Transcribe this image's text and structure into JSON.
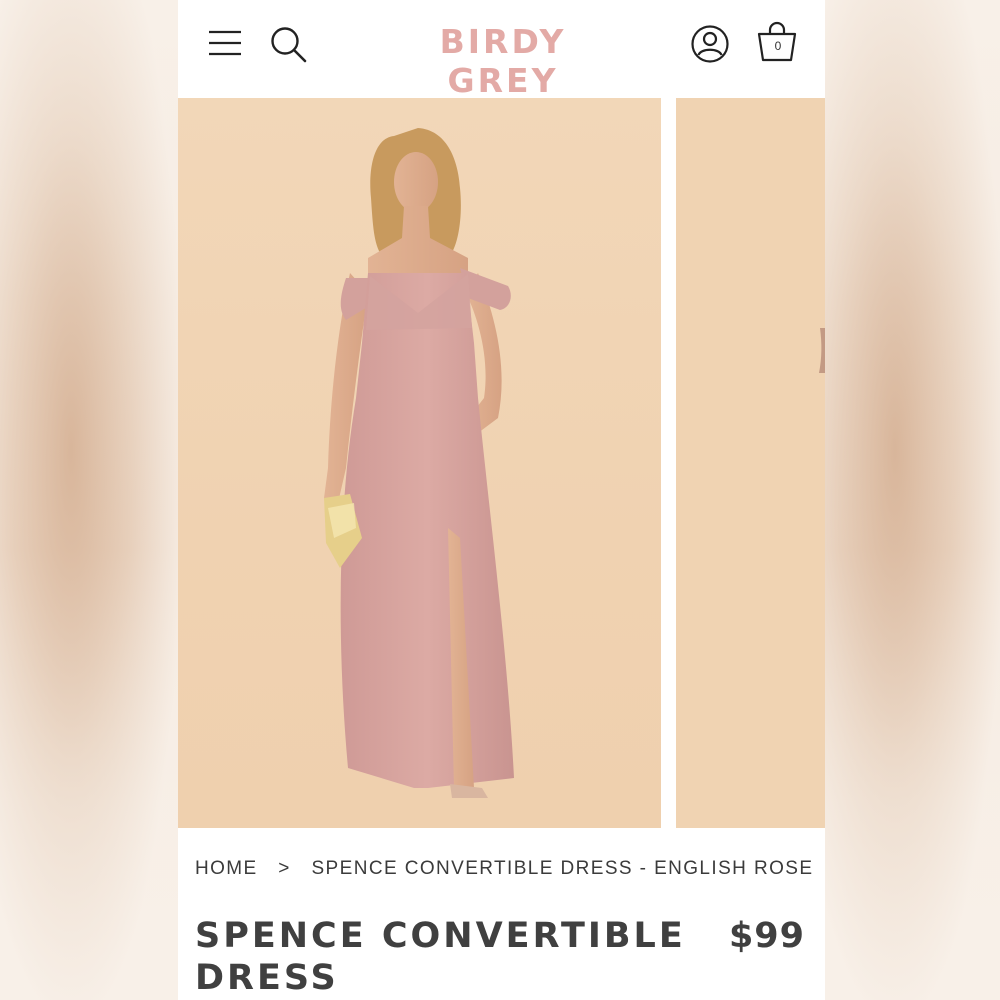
{
  "header": {
    "brand": "BIRDY GREY",
    "bag_count": "0",
    "icons": [
      "menu-icon",
      "search-icon",
      "account-icon",
      "shopping-bag-icon"
    ],
    "brand_color": "#e3aaa6"
  },
  "gallery": {
    "background_color": "#f0d3b2",
    "dress_color": "#d9a7a2"
  },
  "breadcrumb": {
    "home": "HOME",
    "separator": ">",
    "current": "SPENCE CONVERTIBLE DRESS - ENGLISH ROSE"
  },
  "product": {
    "title": "SPENCE CONVERTIBLE DRESS",
    "price": "$99"
  }
}
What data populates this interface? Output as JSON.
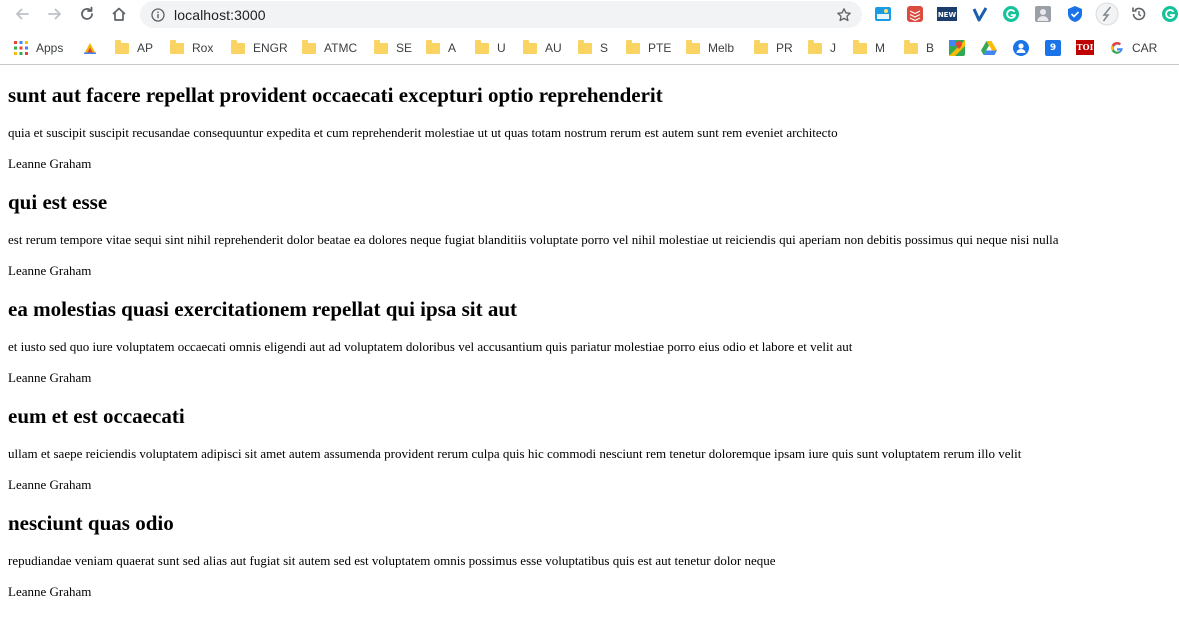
{
  "browser": {
    "address": "localhost:3000",
    "bookmarks": [
      {
        "label": "Apps",
        "kind": "apps"
      },
      {
        "label": "",
        "kind": "custom"
      },
      {
        "label": "AP",
        "kind": "folder"
      },
      {
        "label": "Rox",
        "kind": "folder"
      },
      {
        "label": "ENGR",
        "kind": "folder"
      },
      {
        "label": "ATMC",
        "kind": "folder"
      },
      {
        "label": "SE",
        "kind": "folder"
      },
      {
        "label": "A",
        "kind": "folder"
      },
      {
        "label": "U",
        "kind": "folder"
      },
      {
        "label": "AU",
        "kind": "folder"
      },
      {
        "label": "S",
        "kind": "folder"
      },
      {
        "label": "PTE",
        "kind": "folder"
      },
      {
        "label": "Melb",
        "kind": "folder"
      },
      {
        "label": "PR",
        "kind": "folder"
      },
      {
        "label": "J",
        "kind": "folder"
      },
      {
        "label": "M",
        "kind": "folder"
      },
      {
        "label": "B",
        "kind": "folder"
      },
      {
        "label": "",
        "kind": "maps"
      },
      {
        "label": "",
        "kind": "drive"
      },
      {
        "label": "",
        "kind": "account"
      },
      {
        "label": "",
        "kind": "calendar"
      },
      {
        "label": "TOI",
        "kind": "toi"
      },
      {
        "label": "CAR",
        "kind": "google"
      }
    ],
    "calendar_day": "9",
    "colors": {
      "folder": "#f9d462",
      "omnibox_bg": "#f1f3f4",
      "icon_gray": "#5f6368"
    }
  },
  "posts": [
    {
      "title": "sunt aut facere repellat provident occaecati excepturi optio reprehenderit",
      "body": "quia et suscipit suscipit recusandae consequuntur expedita et cum reprehenderit molestiae ut ut quas totam nostrum rerum est autem sunt rem eveniet architecto",
      "author": "Leanne Graham"
    },
    {
      "title": "qui est esse",
      "body": "est rerum tempore vitae sequi sint nihil reprehenderit dolor beatae ea dolores neque fugiat blanditiis voluptate porro vel nihil molestiae ut reiciendis qui aperiam non debitis possimus qui neque nisi nulla",
      "author": "Leanne Graham"
    },
    {
      "title": "ea molestias quasi exercitationem repellat qui ipsa sit aut",
      "body": "et iusto sed quo iure voluptatem occaecati omnis eligendi aut ad voluptatem doloribus vel accusantium quis pariatur molestiae porro eius odio et labore et velit aut",
      "author": "Leanne Graham"
    },
    {
      "title": "eum et est occaecati",
      "body": "ullam et saepe reiciendis voluptatem adipisci sit amet autem assumenda provident rerum culpa quis hic commodi nesciunt rem tenetur doloremque ipsam iure quis sunt voluptatem rerum illo velit",
      "author": "Leanne Graham"
    },
    {
      "title": "nesciunt quas odio",
      "body": "repudiandae veniam quaerat sunt sed alias aut fugiat sit autem sed est voluptatem omnis possimus esse voluptatibus quis est aut tenetur dolor neque",
      "author": "Leanne Graham"
    }
  ]
}
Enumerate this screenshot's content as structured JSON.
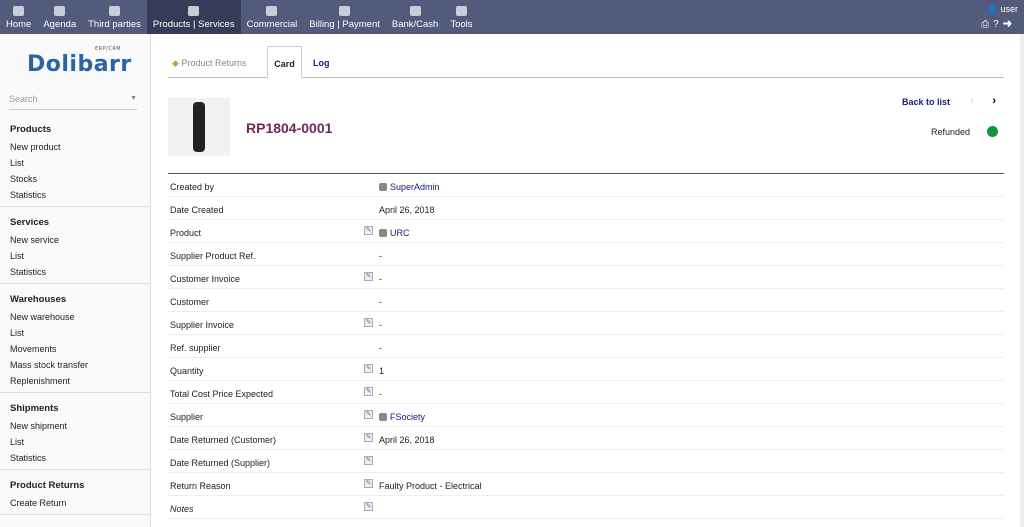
{
  "topnav": [
    {
      "label": "Home"
    },
    {
      "label": "Agenda"
    },
    {
      "label": "Third parties"
    },
    {
      "label": "Products | Services",
      "active": true
    },
    {
      "label": "Commercial"
    },
    {
      "label": "Billing | Payment"
    },
    {
      "label": "Bank/Cash"
    },
    {
      "label": "Tools"
    }
  ],
  "user": "user",
  "logo": {
    "name": "Dolibarr",
    "tag": "ERP/CRM"
  },
  "search_placeholder": "Search",
  "sidebar": [
    {
      "title": "Products",
      "items": [
        "New product",
        "List",
        "Stocks",
        "Statistics"
      ]
    },
    {
      "title": "Services",
      "items": [
        "New service",
        "List",
        "Statistics"
      ]
    },
    {
      "title": "Warehouses",
      "items": [
        "New warehouse",
        "List",
        "Movements",
        "Mass stock transfer",
        "Replenishment"
      ]
    },
    {
      "title": "Shipments",
      "items": [
        "New shipment",
        "List",
        "Statistics"
      ]
    },
    {
      "title": "Product Returns",
      "items": [
        "Create Return"
      ]
    }
  ],
  "tabs": {
    "module": "Product Returns",
    "card": "Card",
    "log": "Log"
  },
  "record": {
    "ref": "RP1804-0001",
    "back": "Back to list",
    "prev": "‹",
    "next": "›",
    "status": "Refunded",
    "status_color": "#11943a"
  },
  "fields": [
    {
      "label": "Created by",
      "value": "SuperAdmin",
      "link": true,
      "icon": "user",
      "edit": false
    },
    {
      "label": "Date Created",
      "value": "April 26, 2018",
      "edit": false
    },
    {
      "label": "Product",
      "value": "URC",
      "link": true,
      "icon": "product",
      "edit": true
    },
    {
      "label": "Supplier Product Ref.",
      "value": "-",
      "edit": false
    },
    {
      "label": "Customer Invoice",
      "value": "-",
      "edit": true
    },
    {
      "label": "Customer",
      "value": "-",
      "edit": false
    },
    {
      "label": "Supplier Invoice",
      "value": "-",
      "edit": true
    },
    {
      "label": "Ref. supplier",
      "value": "-",
      "edit": false
    },
    {
      "label": "Quantity",
      "value": "1",
      "edit": true
    },
    {
      "label": "Total Cost Price Expected",
      "value": "-",
      "edit": true
    },
    {
      "label": "Supplier",
      "value": "FSociety",
      "link": true,
      "icon": "company",
      "edit": true
    },
    {
      "label": "Date Returned (Customer)",
      "value": "April 26, 2018",
      "edit": true
    },
    {
      "label": "Date Returned (Supplier)",
      "value": "",
      "edit": true
    },
    {
      "label": "Return Reason",
      "value": "Faulty Product - Electrical",
      "edit": true
    },
    {
      "label": "Notes",
      "value": "",
      "edit": true,
      "italic": true
    }
  ]
}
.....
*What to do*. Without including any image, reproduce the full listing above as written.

*Expected answer*.
Transcribe this image's text and structure into JSON.
{
  "header": {
    "brand": "BIRDY GREY",
    "bag_count": "0",
    "icons": [
      "menu-icon",
      "search-icon",
      "account-icon",
      "shopping-bag-icon"
    ],
    "brand_color": "#e3aaa6"
  },
  "gallery": {
    "background_color": "#f0d3b2",
    "dress_color": "#d9a7a2"
  },
  "breadcrumb": {
    "home": "HOME",
    "separator": ">",
    "current": "SPENCE CONVERTIBLE DRESS - ENGLISH ROSE"
  },
  "product": {
    "title": "SPENCE CONVERTIBLE DRESS",
    "price": "$99"
  }
}
What data populates this interface? Output as JSON.
{
  "browser": {
    "address": "localhost:3000",
    "bookmarks": [
      {
        "label": "Apps",
        "kind": "apps"
      },
      {
        "label": "",
        "kind": "custom"
      },
      {
        "label": "AP",
        "kind": "folder"
      },
      {
        "label": "Rox",
        "kind": "folder"
      },
      {
        "label": "ENGR",
        "kind": "folder"
      },
      {
        "label": "ATMC",
        "kind": "folder"
      },
      {
        "label": "SE",
        "kind": "folder"
      },
      {
        "label": "A",
        "kind": "folder"
      },
      {
        "label": "U",
        "kind": "folder"
      },
      {
        "label": "AU",
        "kind": "folder"
      },
      {
        "label": "S",
        "kind": "folder"
      },
      {
        "label": "PTE",
        "kind": "folder"
      },
      {
        "label": "Melb",
        "kind": "folder"
      },
      {
        "label": "PR",
        "kind": "folder"
      },
      {
        "label": "J",
        "kind": "folder"
      },
      {
        "label": "M",
        "kind": "folder"
      },
      {
        "label": "B",
        "kind": "folder"
      },
      {
        "label": "",
        "kind": "maps"
      },
      {
        "label": "",
        "kind": "drive"
      },
      {
        "label": "",
        "kind": "account"
      },
      {
        "label": "",
        "kind": "calendar"
      },
      {
        "label": "TOI",
        "kind": "toi"
      },
      {
        "label": "CAR",
        "kind": "google"
      }
    ],
    "calendar_day": "9",
    "colors": {
      "folder": "#f9d462",
      "omnibox_bg": "#f1f3f4",
      "icon_gray": "#5f6368"
    }
  },
  "posts": [
    {
      "title": "sunt aut facere repellat provident occaecati excepturi optio reprehenderit",
      "body": "quia et suscipit suscipit recusandae consequuntur expedita et cum reprehenderit molestiae ut ut quas totam nostrum rerum est autem sunt rem eveniet architecto",
      "author": "Leanne Graham"
    },
    {
      "title": "qui est esse",
      "body": "est rerum tempore vitae sequi sint nihil reprehenderit dolor beatae ea dolores neque fugiat blanditiis voluptate porro vel nihil molestiae ut reiciendis qui aperiam non debitis possimus qui neque nisi nulla",
      "author": "Leanne Graham"
    },
    {
      "title": "ea molestias quasi exercitationem repellat qui ipsa sit aut",
      "body": "et iusto sed quo iure voluptatem occaecati omnis eligendi aut ad voluptatem doloribus vel accusantium quis pariatur molestiae porro eius odio et labore et velit aut",
      "author": "Leanne Graham"
    },
    {
      "title": "eum et est occaecati",
      "body": "ullam et saepe reiciendis voluptatem adipisci sit amet autem assumenda provident rerum culpa quis hic commodi nesciunt rem tenetur doloremque ipsam iure quis sunt voluptatem rerum illo velit",
      "author": "Leanne Graham"
    },
    {
      "title": "nesciunt quas odio",
      "body": "repudiandae veniam quaerat sunt sed alias aut fugiat sit autem sed est voluptatem omnis possimus esse voluptatibus quis est aut tenetur dolor neque",
      "author": "Leanne Graham"
    }
  ]
}
Enumerate this screenshot's content as structured JSON.
{
  "topnav": [
    {
      "label": "Home"
    },
    {
      "label": "Agenda"
    },
    {
      "label": "Third parties"
    },
    {
      "label": "Products | Services",
      "active": true
    },
    {
      "label": "Commercial"
    },
    {
      "label": "Billing | Payment"
    },
    {
      "label": "Bank/Cash"
    },
    {
      "label": "Tools"
    }
  ],
  "user": "user",
  "logo": {
    "name": "Dolibarr",
    "tag": "ERP/CRM"
  },
  "search_placeholder": "Search",
  "sidebar": [
    {
      "title": "Products",
      "items": [
        "New product",
        "List",
        "Stocks",
        "Statistics"
      ]
    },
    {
      "title": "Services",
      "items": [
        "New service",
        "List",
        "Statistics"
      ]
    },
    {
      "title": "Warehouses",
      "items": [
        "New warehouse",
        "List",
        "Movements",
        "Mass stock transfer",
        "Replenishment"
      ]
    },
    {
      "title": "Shipments",
      "items": [
        "New shipment",
        "List",
        "Statistics"
      ]
    },
    {
      "title": "Product Returns",
      "items": [
        "Create Return"
      ]
    }
  ],
  "tabs": {
    "module": "Product Returns",
    "card": "Card",
    "log": "Log"
  },
  "record": {
    "ref": "RP1804-0001",
    "back": "Back to list",
    "prev": "‹",
    "next": "›",
    "status": "Refunded",
    "status_color": "#11943a"
  },
  "fields": [
    {
      "label": "Created by",
      "value": "SuperAdmin",
      "link": true,
      "icon": "user",
      "edit": false
    },
    {
      "label": "Date Created",
      "value": "April 26, 2018",
      "edit": false
    },
    {
      "label": "Product",
      "value": "URC",
      "link": true,
      "icon": "product",
      "edit": true
    },
    {
      "label": "Supplier Product Ref.",
      "value": "-",
      "edit": false
    },
    {
      "label": "Customer Invoice",
      "value": "-",
      "edit": true
    },
    {
      "label": "Customer",
      "value": "-",
      "edit": false
    },
    {
      "label": "Supplier Invoice",
      "value": "-",
      "edit": true
    },
    {
      "label": "Ref. supplier",
      "value": "-",
      "edit": false
    },
    {
      "label": "Quantity",
      "value": "1",
      "edit": true
    },
    {
      "label": "Total Cost Price Expected",
      "value": "-",
      "edit": true
    },
    {
      "label": "Supplier",
      "value": "FSociety",
      "link": true,
      "icon": "company",
      "edit": true
    },
    {
      "label": "Date Returned (Customer)",
      "value": "April 26, 2018",
      "edit": true
    },
    {
      "label": "Date Returned (Supplier)",
      "value": "",
      "edit": true
    },
    {
      "label": "Return Reason",
      "value": "Faulty Product - Electrical",
      "edit": true
    },
    {
      "label": "Notes",
      "value": "",
      "edit": true,
      "italic": true
    }
  ]
}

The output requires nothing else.